To date, the privately owned company SpaceX owns the only ship that can carry small living organisms successfully into space. Recently, its Dragon spaceship transported a 3-D printer, supplies, and 20 mice to the space station, but no humans can yet make the trip.
Another major impediment to human space travel that private companies are working to solve is the availability of water.
Even if you’re cool forgoing showers in return for being one of the first people to walk on Mars, you have to consume water to live, and a lot of it.
The average American person drinks about 20 ounces of water per day. Since no convenient outerspace lakes have been discovered (fingers crossed though) a person has to travel with the water they need or, in lieu of that, create it.
In January, Bill Gates made global headlines when he drank a glass of water made from poop. The method of distillation is scientifically sound, albeit gross.
“For space travel, urine and feces is the most promising avenue to create one’s own water,” Dr. Alex Hoehn, aerospace engineer and research professor at the Technical University of Munich and the University of Colorado at Boulder tells BTR. “Providing just one person with enough water for a month’s stay in space would cost millions of dollars in transportation, never mind a permanent settlement.”
Water is great and all–what with being essential for life–but let’s be honest, what you really want to have while gazing down on that endless horizon is a nice cold beer.
But carbonation injected into liquid in an environment with very little gravity (like, space) doesn’t mix. The result is flat, sad beer.
Don’t worry, though, the scientists are on it!
Hoehn is one of a small team that invented and patented a mechanism to separate the different phases of fluids in microgravity. Translation: He built a machine that allows for carbonation in outer space.
“A lot of innovations [like these] are coming out of private companies, rather than government-funded programs like NASA,” says Hoehn.
Photo courtesy of Steve Jurvetson.
He explains NASA, as a government agency, is publicly funded and so can’t show commercial bias or turn a profit. NASA is also entrenched in decades of red tape practices, whereas private companies are not and can therefore develop new technologies much quicker.
For example, a company in Japan is attempting to build an elevator into space.
“It would be a challenge for NASA to get the funds and time to devote to a project like that,” Hoehn says.

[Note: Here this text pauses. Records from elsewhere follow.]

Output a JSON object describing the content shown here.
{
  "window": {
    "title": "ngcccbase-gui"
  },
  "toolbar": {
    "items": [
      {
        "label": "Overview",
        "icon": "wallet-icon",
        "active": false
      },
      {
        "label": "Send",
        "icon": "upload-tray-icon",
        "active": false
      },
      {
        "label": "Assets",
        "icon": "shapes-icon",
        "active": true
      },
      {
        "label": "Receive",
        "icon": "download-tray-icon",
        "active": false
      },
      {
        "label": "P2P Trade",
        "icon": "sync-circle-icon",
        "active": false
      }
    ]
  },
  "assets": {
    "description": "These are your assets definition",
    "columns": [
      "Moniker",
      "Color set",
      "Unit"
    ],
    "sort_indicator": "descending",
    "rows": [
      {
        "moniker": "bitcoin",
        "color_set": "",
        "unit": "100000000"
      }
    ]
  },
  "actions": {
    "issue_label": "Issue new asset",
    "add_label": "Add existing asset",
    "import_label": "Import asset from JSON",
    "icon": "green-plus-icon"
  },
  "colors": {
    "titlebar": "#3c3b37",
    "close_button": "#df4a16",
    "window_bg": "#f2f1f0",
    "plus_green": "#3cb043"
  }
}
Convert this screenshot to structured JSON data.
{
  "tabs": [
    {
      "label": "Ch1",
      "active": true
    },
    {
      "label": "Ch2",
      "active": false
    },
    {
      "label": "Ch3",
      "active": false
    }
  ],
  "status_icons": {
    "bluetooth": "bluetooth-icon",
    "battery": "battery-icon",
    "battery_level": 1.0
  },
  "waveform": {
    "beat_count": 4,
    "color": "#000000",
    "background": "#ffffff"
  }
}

Typically, government programs spend decades laying the foundation for a new technology, then the private sector takes over and develops thousands of ideas spring-boarding from it. Often, these private companies sell their inventions back to the government.
For instance, after SpaceX developed its ship that could cross the Karman Line and dock with the space station, they entered into a $2.6 billion-dollar contract with NASA agreeing to transport supplies for research from Earth.
“But that’s probably good, because NASA can then focus on research and not waste time trying to get the right forms signed to develop and manufacture new hardware,” Hoehn says.
Though major innovations continue to occur and create more hype about humans traveling to Mars, Hoehn is skeptical.
“We’re still a long ways away from commercial space travel that breaks the Karman Line,” he concludes.
That’s okay, we’ll wait.